1880s, a time of unparalleled growth and prosperity in Dunedin as the city capitalised on the rush to Central Otago following the discovery of gold in 1861. The handsome solidity of the original structure embodies the certainty and progressive vision of the city’s political and business leaders ( figure 2 ). It was from these premises, centrally located in the railway, harbour and exchange

in Oceania under steam
Gathering nature’s wonders
Helen Cowie

, with the collection of objects to some extent mirroring the ‘collection’ of territories. 11 Richard Drayton and Emma Spary have focused more specifically on the relationship between natural history and empire.

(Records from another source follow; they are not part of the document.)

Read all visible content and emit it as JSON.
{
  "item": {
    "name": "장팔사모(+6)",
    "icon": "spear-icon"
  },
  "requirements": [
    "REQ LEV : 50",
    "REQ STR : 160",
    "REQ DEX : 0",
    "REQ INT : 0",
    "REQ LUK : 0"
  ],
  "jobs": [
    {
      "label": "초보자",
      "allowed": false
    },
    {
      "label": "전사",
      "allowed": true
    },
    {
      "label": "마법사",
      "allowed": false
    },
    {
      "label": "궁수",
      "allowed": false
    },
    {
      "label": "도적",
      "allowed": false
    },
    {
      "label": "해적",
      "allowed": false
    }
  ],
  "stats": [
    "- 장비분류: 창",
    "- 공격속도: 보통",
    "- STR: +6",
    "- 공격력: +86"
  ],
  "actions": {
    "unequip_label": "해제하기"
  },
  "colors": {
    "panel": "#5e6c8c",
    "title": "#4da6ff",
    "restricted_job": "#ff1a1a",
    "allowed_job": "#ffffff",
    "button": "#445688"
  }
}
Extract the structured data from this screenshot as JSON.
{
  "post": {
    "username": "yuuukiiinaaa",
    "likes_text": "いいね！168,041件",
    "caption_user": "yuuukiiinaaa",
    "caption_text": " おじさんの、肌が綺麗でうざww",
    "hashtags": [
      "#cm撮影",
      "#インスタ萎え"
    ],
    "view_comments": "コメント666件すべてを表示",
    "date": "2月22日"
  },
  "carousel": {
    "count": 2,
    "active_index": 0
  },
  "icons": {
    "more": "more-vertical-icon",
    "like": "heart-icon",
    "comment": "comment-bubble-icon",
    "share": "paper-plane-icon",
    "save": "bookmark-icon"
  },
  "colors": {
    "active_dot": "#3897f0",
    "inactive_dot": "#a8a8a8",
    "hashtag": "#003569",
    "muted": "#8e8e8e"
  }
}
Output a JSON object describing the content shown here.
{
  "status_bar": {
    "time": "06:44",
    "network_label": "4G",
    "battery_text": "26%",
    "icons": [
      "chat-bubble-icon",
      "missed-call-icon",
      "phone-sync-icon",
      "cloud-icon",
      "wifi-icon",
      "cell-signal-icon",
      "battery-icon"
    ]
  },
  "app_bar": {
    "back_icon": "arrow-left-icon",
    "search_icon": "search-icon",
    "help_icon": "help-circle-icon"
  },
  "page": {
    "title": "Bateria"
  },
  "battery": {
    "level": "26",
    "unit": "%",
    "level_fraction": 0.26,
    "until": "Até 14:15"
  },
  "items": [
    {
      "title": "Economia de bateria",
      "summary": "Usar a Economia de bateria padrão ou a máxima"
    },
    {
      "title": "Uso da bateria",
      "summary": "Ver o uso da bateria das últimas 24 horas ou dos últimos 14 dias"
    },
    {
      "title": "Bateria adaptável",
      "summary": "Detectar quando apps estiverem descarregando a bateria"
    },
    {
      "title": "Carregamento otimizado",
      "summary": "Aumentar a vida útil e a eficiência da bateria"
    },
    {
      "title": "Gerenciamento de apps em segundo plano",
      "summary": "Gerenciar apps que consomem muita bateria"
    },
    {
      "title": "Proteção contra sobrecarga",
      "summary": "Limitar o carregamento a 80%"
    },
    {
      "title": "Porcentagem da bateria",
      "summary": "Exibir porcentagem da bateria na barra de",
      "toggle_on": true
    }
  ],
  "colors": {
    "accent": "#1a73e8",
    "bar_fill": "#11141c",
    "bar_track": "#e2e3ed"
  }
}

In Nature’s Government , Drayton charts the evolution of Kew Gardens in London, showing how Sir Joseph Banks transformed this institution into the ‘great exchange house of empire’. 12 Banks

in Conquering nature in Spain and its empire, 1750–1850